Page and application data records:
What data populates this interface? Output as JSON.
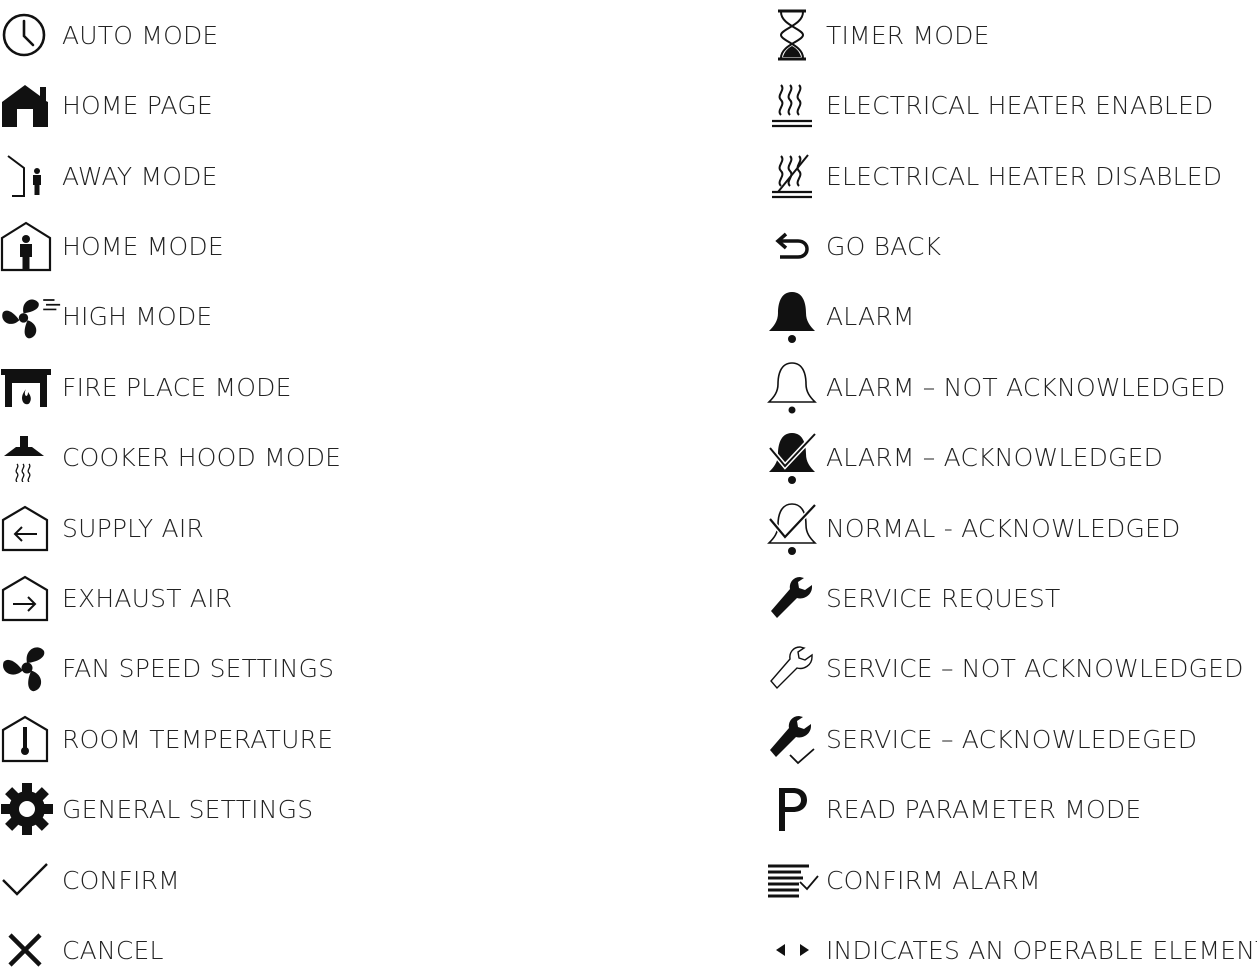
{
  "left": [
    {
      "label": "AUTO MODE",
      "icon": "clock-icon"
    },
    {
      "label": "HOME PAGE",
      "icon": "house-icon"
    },
    {
      "label": "AWAY MODE",
      "icon": "away-person-icon"
    },
    {
      "label": "HOME MODE",
      "icon": "home-person-icon"
    },
    {
      "label": "HIGH MODE",
      "icon": "fan-high-icon"
    },
    {
      "label": "FIRE PLACE MODE",
      "icon": "fireplace-icon"
    },
    {
      "label": "COOKER HOOD MODE",
      "icon": "cooker-hood-icon"
    },
    {
      "label": "SUPPLY AIR",
      "icon": "supply-air-icon"
    },
    {
      "label": "EXHAUST AIR",
      "icon": "exhaust-air-icon"
    },
    {
      "label": "FAN SPEED SETTINGS",
      "icon": "fan-icon"
    },
    {
      "label": "ROOM TEMPERATURE",
      "icon": "thermometer-icon"
    },
    {
      "label": "GENERAL SETTINGS",
      "icon": "gear-icon"
    },
    {
      "label": "CONFIRM",
      "icon": "checkmark-icon"
    },
    {
      "label": "CANCEL",
      "icon": "cross-icon"
    }
  ],
  "right": [
    {
      "label": "TIMER MODE",
      "icon": "hourglass-icon"
    },
    {
      "label": "ELECTRICAL HEATER ENABLED",
      "icon": "heater-enabled-icon"
    },
    {
      "label": "ELECTRICAL HEATER DISABLED",
      "icon": "heater-disabled-icon"
    },
    {
      "label": "GO BACK",
      "icon": "go-back-icon"
    },
    {
      "label": "ALARM",
      "icon": "bell-icon"
    },
    {
      "label": "ALARM – NOT ACKNOWLEDGED",
      "icon": "bell-outline-icon"
    },
    {
      "label": "ALARM – ACKNOWLEDGED",
      "icon": "bell-acknowledged-icon"
    },
    {
      "label": "NORMAL - ACKNOWLEDGED",
      "icon": "bell-normal-acknowledged-icon"
    },
    {
      "label": "SERVICE REQUEST",
      "icon": "wrench-icon"
    },
    {
      "label": "SERVICE – NOT ACKNOWLEDGED",
      "icon": "wrench-outline-icon"
    },
    {
      "label": "SERVICE – ACKNOWLEDEGED",
      "icon": "wrench-check-icon"
    },
    {
      "label": "READ PARAMETER MODE",
      "icon": "parameter-p-icon"
    },
    {
      "label": "CONFIRM ALARM",
      "icon": "confirm-alarm-icon"
    },
    {
      "label": "INDICATES AN OPERABLE ELEMENT",
      "icon": "arrows-left-right-icon"
    }
  ]
}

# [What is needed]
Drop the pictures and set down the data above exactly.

# [Expected output]
What data populates this interface? Output as JSON.
{
  "left": [
    {
      "label": "AUTO MODE",
      "icon": "clock-icon"
    },
    {
      "label": "HOME PAGE",
      "icon": "house-icon"
    },
    {
      "label": "AWAY MODE",
      "icon": "away-person-icon"
    },
    {
      "label": "HOME MODE",
      "icon": "home-person-icon"
    },
    {
      "label": "HIGH MODE",
      "icon": "fan-high-icon"
    },
    {
      "label": "FIRE PLACE MODE",
      "icon": "fireplace-icon"
    },
    {
      "label": "COOKER HOOD MODE",
      "icon": "cooker-hood-icon"
    },
    {
      "label": "SUPPLY AIR",
      "icon": "supply-air-icon"
    },
    {
      "label": "EXHAUST AIR",
      "icon": "exhaust-air-icon"
    },
    {
      "label": "FAN SPEED SETTINGS",
      "icon": "fan-icon"
    },
    {
      "label": "ROOM TEMPERATURE",
      "icon": "thermometer-icon"
    },
    {
      "label": "GENERAL SETTINGS",
      "icon": "gear-icon"
    },
    {
      "label": "CONFIRM",
      "icon": "checkmark-icon"
    },
    {
      "label": "CANCEL",
      "icon": "cross-icon"
    }
  ],
  "right": [
    {
      "label": "TIMER MODE",
      "icon": "hourglass-icon"
    },
    {
      "label": "ELECTRICAL HEATER ENABLED",
      "icon": "heater-enabled-icon"
    },
    {
      "label": "ELECTRICAL HEATER DISABLED",
      "icon": "heater-disabled-icon"
    },
    {
      "label": "GO BACK",
      "icon": "go-back-icon"
    },
    {
      "label": "ALARM",
      "icon": "bell-icon"
    },
    {
      "label": "ALARM – NOT ACKNOWLEDGED",
      "icon": "bell-outline-icon"
    },
    {
      "label": "ALARM – ACKNOWLEDGED",
      "icon": "bell-acknowledged-icon"
    },
    {
      "label": "NORMAL - ACKNOWLEDGED",
      "icon": "bell-normal-acknowledged-icon"
    },
    {
      "label": "SERVICE REQUEST",
      "icon": "wrench-icon"
    },
    {
      "label": "SERVICE – NOT ACKNOWLEDGED",
      "icon": "wrench-outline-icon"
    },
    {
      "label": "SERVICE – ACKNOWLEDEGED",
      "icon": "wrench-check-icon"
    },
    {
      "label": "READ PARAMETER MODE",
      "icon": "parameter-p-icon"
    },
    {
      "label": "CONFIRM ALARM",
      "icon": "confirm-alarm-icon"
    },
    {
      "label": "INDICATES AN OPERABLE ELEMENT",
      "icon": "arrows-left-right-icon"
    }
  ]
}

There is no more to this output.